Thirsting, the people complained to Moses about not having anything to drink, at which point Moses cried out to G‑d. G‑d then instructed Moses to cast a piece of wood into the water, which then turned into sweet water.

At this point, the Torah tells us rather cryptically, “There He gave them a statute and an ordinance, and there He tested them.” Scripture continues with G‑d telling the people that if they are careful to keep all of the mitzvahs and statutes, He will not bring upon them “all the sickness” that He had placed upon the Egyptians, “for I, the L‑rd, heal you.”1

Since this occurred before the Giving of the Torah at Sinai, what were these statutes and ordinances that the people were given and admonished to keep?

Mitzvahs Given at Marah

We find several traditions in the Talmud and Midrash regarding what these statutes and ordinances were, based on the meaning of the words we translated as “statute” and “ordinance,” חֹק and מִשְׁפָּט in Hebrew. Here are some:

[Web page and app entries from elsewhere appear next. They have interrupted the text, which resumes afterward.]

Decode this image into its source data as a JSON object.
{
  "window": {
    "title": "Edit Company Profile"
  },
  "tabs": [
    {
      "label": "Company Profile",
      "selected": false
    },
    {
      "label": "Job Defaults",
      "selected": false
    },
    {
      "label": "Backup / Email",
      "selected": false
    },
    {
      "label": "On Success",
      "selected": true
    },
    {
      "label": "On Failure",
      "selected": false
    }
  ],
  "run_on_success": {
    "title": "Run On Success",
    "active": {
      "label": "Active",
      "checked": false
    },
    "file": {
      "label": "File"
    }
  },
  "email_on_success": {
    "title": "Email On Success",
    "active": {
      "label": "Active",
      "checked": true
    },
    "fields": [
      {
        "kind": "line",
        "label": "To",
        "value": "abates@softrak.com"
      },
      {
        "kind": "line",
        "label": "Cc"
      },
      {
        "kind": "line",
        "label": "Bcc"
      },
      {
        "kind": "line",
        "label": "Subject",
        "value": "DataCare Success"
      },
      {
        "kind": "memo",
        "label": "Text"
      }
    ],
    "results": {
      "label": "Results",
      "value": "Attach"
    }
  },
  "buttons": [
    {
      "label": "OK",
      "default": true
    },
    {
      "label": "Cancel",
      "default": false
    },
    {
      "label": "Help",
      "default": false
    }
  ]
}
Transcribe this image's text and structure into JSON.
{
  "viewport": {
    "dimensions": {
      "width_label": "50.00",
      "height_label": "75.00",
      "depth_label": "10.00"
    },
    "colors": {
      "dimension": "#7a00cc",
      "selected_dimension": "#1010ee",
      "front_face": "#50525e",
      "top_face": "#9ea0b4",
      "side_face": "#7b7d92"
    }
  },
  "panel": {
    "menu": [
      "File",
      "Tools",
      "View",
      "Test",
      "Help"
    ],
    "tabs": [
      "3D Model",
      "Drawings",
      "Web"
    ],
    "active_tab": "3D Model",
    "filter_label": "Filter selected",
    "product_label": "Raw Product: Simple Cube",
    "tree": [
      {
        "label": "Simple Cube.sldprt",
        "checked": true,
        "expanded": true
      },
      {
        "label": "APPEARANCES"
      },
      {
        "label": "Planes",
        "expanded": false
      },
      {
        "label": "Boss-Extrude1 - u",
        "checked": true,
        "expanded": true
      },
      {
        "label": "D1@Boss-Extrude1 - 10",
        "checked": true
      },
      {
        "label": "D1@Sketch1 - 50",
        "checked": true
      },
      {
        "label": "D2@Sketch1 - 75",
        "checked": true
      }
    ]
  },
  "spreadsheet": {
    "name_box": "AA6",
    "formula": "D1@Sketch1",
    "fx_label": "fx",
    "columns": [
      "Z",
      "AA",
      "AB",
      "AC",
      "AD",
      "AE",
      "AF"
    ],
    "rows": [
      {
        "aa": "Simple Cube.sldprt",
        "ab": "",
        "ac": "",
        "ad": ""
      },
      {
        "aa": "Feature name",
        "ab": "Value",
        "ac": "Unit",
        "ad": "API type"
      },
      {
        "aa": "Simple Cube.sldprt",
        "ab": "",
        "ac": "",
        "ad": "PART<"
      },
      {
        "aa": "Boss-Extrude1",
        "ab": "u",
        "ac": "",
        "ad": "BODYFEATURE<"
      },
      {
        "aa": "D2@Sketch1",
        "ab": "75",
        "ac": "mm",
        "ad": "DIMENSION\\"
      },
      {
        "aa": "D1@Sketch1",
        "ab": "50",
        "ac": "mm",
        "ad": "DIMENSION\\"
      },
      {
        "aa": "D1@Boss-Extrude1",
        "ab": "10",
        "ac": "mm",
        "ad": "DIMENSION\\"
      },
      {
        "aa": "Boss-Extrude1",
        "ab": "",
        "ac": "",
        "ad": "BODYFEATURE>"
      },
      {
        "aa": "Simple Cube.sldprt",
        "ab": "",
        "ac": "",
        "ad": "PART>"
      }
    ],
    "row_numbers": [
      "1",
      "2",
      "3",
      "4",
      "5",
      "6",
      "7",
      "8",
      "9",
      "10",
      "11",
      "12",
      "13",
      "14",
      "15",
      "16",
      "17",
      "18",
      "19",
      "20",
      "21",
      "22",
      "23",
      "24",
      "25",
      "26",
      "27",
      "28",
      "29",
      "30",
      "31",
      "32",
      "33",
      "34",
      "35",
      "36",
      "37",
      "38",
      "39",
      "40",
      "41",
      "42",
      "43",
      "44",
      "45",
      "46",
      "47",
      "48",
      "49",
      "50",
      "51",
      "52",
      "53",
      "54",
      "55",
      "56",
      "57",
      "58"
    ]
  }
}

  • Shabbat (חֹק) and honoring parents (מִשְׁפָּט)2
  • Forbidden sexual relationships (חֹק) and civil law/torts (מִשְׁפָּט)3
  • Shabbat (חֹק) and civil law/torts (מִשְׁפָּט)4
  • Shabbat and honoring parents (?חֹק) and civil law/torts (מִשְׁפָּט)5
  • Shabbat and laws of the red heifer (חֹק) and civil law/torts (מִשְׁפָּט)6

According to one opinion in the Talmud, they were also given the Seven Noahide Laws at that time.7

Laws Before Torah Was Given

According to some opinions, these laws were already in effect at Marah.8 However, Rashi opines that these laws were first taught and studied at Marah as a preparation for the giving of the Torah, but they were not binding until G‑d “gave” them again together with the rest of the Torah on Mount Sinai.9

Why were these laws specifically given after the people complained? Rabbi Samuel ben Meir (Rashi’s grandson, known as Rashbam, c.1085–c.1158) explains this was teaching them that the way to get one’s needs fulfilled by G‑d is through keeping His Torah and mitzvahs.10